Recently I’ve shared a couple projects where I’ve used Mod Podge to transfer graphics. I’ve gotten several emails asking questions about the process so I’ve created this tutorial in hopes of helping those that struggle with graphic transfers, much like I did until I found this method and tweaked it slightly. You could also Google “graphic transfers” and get other methods for accomplishing this fun task.
This simple box started out as a vessel for cigars. Cigar boxes are great for makeover projects.I first painted the box in a custom mix of Old Ochre and Pure White Annie Sloan Chalk Paint.I found the graphic at the ever popular Graphics Fairy. I inserted the graphic into a Word document.I then flipped the graphic so it would print out in reverse. I used a laser printer.After printing the graphic in reverse and after the paint dried,I applied a thin coat of Mod Podge to the printed side.Then very carefully, I placed the printed side with the Mod Podge onto the center of the box lid.I smoothed the air bubbles out of the paper, making sure not to move the graphic.Some tutorials tell you to let the Mod Podge dry overnight. I find this isn’t necessary.I let the image dry a couple hours and then misted it with water (which I keep in a Febreze bottle).You can see the print showing through where I sprayed the water.Spray all of the paper until damp but not sopping wet. Carefully wipe off excess water.Once your graphic is wet all over, the fun yet nerve-wracking part begins.With a gentle finger, rub the paper off, working lightly at first until you get a feel for the paper coming off.You want to rub the paper off but leave the image behind. Rub too hard and you could remove the image.If you’ve ever removed wallpaper, this process is somewhat similar.You wet the wallpaper to loosen the glue’s grip, and then strip off the wallpaper.You can see how the paper tends to roll off. If some of the paper dries while working, wet it again.If some of the paper is stubborn and you’re afraid to rub harder, simply leave it and sand it off when done.And here it is … with the paper removed. You can see the tiny rolls of paper at the bottom.Lightly brush any pieces of paper off and then gently sand the stubborn parts.
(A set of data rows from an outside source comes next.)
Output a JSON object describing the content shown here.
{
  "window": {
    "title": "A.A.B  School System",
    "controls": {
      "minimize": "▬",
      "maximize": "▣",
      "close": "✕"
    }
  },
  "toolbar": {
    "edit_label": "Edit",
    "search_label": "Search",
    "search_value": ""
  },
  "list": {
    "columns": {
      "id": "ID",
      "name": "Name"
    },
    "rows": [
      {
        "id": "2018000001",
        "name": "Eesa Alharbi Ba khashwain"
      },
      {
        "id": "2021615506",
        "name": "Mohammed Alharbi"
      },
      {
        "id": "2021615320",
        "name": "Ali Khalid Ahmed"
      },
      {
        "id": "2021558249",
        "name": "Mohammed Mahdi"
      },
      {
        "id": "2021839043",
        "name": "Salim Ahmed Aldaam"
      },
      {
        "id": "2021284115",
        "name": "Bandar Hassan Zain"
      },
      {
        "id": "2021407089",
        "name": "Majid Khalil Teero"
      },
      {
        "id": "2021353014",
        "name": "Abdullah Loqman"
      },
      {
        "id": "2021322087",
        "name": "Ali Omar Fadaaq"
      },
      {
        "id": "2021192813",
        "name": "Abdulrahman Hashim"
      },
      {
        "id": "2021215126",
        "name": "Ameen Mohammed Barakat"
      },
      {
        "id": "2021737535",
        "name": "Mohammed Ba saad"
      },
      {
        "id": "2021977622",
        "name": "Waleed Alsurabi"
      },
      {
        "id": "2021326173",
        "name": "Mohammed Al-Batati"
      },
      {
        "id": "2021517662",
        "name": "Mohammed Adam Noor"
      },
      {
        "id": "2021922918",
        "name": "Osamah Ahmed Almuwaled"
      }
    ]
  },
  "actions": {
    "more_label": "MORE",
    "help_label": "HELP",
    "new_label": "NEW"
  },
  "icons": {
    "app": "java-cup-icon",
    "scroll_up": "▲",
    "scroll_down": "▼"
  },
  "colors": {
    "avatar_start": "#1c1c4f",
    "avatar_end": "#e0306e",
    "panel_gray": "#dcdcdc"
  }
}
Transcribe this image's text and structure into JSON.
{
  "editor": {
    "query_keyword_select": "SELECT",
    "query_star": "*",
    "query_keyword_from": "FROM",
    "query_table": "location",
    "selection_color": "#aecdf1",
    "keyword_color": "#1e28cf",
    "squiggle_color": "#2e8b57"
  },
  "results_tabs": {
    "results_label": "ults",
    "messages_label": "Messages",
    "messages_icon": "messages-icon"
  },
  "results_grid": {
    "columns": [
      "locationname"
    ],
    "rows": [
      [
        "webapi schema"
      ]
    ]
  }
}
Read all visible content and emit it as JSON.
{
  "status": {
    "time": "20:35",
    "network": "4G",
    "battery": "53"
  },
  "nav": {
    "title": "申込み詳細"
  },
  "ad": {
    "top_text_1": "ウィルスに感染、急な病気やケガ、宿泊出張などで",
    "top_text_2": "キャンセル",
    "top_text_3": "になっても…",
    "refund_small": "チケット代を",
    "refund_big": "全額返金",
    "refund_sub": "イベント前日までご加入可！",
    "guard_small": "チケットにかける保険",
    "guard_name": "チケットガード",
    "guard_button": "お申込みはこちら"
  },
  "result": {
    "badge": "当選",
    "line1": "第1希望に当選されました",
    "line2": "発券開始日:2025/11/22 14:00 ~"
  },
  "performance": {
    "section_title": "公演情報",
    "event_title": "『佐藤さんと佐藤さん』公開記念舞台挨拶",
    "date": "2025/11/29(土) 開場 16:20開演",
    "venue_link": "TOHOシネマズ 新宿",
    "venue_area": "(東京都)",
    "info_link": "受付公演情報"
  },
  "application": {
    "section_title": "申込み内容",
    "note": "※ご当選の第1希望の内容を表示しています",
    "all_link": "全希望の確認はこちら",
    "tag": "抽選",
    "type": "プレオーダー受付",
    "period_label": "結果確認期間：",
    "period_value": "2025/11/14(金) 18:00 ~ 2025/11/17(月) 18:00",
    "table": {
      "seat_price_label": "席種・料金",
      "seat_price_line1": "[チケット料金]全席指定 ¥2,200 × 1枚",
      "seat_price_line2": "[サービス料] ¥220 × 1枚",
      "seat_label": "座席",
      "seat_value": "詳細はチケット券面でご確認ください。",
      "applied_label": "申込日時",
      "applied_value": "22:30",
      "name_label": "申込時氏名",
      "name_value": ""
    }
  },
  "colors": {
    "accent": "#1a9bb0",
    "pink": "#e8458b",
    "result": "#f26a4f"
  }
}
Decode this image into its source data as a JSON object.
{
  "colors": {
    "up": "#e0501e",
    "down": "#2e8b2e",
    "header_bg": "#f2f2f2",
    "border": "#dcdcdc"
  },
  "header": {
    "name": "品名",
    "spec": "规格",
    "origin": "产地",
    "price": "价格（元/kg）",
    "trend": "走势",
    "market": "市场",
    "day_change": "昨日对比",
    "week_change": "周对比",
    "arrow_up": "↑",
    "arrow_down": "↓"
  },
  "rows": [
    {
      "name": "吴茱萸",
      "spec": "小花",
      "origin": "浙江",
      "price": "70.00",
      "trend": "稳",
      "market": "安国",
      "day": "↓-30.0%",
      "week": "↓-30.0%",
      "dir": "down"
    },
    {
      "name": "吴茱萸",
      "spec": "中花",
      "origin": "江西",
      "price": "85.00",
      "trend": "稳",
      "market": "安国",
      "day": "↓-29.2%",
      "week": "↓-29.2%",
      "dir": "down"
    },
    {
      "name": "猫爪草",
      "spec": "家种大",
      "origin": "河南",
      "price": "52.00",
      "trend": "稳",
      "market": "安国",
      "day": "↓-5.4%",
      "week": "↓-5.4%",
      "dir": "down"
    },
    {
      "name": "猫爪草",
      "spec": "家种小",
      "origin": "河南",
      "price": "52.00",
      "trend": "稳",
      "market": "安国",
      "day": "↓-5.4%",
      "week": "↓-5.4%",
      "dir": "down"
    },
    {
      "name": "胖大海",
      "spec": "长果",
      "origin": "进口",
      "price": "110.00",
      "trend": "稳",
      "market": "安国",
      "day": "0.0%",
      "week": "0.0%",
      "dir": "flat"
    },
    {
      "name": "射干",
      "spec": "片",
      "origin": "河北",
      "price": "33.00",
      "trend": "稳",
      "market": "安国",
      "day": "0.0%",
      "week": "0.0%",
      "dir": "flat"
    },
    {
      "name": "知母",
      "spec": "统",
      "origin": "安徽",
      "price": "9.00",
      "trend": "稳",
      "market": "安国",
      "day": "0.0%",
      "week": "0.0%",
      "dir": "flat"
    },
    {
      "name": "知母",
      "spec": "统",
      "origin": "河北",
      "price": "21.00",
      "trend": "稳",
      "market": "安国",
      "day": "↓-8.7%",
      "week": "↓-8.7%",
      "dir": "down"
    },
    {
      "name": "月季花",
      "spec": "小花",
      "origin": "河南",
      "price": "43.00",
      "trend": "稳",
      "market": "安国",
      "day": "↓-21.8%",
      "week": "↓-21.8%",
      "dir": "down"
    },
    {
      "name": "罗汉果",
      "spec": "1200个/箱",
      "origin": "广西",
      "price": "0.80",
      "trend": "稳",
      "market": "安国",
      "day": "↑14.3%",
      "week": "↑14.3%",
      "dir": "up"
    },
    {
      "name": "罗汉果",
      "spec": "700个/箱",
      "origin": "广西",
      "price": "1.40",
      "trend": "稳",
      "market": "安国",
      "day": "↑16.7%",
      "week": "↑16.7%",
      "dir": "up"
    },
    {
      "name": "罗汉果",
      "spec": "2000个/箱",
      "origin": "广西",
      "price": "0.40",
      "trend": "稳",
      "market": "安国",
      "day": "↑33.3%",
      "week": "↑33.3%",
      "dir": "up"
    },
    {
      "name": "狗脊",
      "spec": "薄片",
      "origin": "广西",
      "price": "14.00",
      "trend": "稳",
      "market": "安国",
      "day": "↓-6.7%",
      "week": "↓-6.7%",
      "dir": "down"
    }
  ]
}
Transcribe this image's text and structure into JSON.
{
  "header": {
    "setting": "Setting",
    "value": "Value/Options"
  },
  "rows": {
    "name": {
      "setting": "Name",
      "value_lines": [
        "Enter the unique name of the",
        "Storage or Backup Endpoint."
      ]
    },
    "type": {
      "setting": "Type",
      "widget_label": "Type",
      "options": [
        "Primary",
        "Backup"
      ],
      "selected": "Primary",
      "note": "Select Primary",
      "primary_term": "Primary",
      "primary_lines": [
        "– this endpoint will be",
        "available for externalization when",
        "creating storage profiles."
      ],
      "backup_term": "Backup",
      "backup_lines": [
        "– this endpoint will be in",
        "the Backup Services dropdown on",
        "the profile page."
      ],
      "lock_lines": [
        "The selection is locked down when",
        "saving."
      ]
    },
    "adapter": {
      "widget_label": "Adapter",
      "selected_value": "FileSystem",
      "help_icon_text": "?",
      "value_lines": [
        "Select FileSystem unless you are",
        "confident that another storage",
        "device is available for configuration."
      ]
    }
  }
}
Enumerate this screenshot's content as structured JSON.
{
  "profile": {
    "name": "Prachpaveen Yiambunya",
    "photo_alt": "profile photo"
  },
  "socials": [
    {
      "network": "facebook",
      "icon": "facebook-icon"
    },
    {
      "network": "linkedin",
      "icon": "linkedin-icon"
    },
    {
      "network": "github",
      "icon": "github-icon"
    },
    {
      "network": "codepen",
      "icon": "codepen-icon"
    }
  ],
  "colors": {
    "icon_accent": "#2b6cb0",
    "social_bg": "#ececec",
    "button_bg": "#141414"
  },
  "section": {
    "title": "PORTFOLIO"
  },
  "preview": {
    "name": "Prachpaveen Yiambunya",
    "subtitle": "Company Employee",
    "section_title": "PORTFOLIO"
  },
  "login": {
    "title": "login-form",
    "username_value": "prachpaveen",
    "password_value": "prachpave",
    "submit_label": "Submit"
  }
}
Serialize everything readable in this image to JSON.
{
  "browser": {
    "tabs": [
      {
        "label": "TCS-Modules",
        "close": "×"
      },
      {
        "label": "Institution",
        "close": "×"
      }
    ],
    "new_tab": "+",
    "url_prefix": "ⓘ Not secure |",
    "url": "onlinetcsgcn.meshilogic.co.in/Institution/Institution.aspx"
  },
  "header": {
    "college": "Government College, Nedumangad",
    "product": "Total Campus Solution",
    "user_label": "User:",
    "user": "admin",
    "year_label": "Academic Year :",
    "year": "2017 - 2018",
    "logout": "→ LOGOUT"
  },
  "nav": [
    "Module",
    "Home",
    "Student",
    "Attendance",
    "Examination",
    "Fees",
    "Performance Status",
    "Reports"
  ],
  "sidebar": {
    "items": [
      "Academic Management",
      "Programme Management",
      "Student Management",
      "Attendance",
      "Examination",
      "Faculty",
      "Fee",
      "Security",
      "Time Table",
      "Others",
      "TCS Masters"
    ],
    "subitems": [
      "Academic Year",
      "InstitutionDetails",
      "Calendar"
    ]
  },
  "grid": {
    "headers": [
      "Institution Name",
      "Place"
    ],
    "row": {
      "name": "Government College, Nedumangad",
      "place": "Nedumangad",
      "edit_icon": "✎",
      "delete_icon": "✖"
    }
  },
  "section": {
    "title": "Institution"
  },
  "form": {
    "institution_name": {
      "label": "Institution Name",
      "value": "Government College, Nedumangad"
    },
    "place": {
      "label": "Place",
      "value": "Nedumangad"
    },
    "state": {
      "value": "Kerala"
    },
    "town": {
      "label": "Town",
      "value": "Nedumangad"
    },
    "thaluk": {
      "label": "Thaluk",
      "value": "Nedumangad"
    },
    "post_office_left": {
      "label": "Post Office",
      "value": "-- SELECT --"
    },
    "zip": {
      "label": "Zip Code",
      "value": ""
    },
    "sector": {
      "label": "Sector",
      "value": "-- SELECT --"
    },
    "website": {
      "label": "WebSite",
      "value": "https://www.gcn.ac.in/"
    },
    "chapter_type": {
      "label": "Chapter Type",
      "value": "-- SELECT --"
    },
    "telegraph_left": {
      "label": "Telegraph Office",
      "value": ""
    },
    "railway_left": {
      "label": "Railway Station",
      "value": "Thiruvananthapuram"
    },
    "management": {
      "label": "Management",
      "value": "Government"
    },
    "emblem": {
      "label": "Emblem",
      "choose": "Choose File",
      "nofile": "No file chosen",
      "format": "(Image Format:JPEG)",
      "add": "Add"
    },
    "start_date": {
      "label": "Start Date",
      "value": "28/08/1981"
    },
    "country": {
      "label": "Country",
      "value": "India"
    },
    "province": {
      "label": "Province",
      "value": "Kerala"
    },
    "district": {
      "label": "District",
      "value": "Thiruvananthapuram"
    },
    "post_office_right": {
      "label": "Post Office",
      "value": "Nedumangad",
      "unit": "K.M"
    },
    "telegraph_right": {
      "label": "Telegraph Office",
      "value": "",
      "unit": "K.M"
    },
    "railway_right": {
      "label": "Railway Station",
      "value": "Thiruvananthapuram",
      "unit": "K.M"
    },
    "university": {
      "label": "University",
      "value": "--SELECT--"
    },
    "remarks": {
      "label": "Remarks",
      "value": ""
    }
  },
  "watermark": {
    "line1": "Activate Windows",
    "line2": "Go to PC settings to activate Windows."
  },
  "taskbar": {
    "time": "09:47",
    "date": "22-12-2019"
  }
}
If you use this process and it works for you (which it should) please let me know.
I’d love to see your project!!I wanted a more aged appearance, so I sanded the top of the box and sanded part of the graphic, as well.You could choose to leave it as is, without the sanding. I gave the entire box a coat of ASCP clear wax.Waxing will protect the finish and the graphic, or apply a light coat of Mod Podge or other sealant.I added script paper from Hobby Lobby and nature graphics from the Graphics Fairy to the interior.I applied the script paper after cutting it to size and applying Mod Podge to the unprinted side.Place the paper inside the box, rub out any air bubbles and let it dry.Then cut out any other graphics, Mod Podge the unprinted side, and press in place.I put this box up for sale in my brand new Etsy Shop and am happy to say, she’s already sold!I want to thank Debra at Common Ground for her Marketplace Monday linky party.You can link up your online store at the party every Monday.I’m pretty sure the box sold because of the exposure my Etsy Shop received at Debra’s party.If you’ve got an online store, be sure to link up at Common Ground every Monday.And if you don’t have an online store … be sure to go shopping!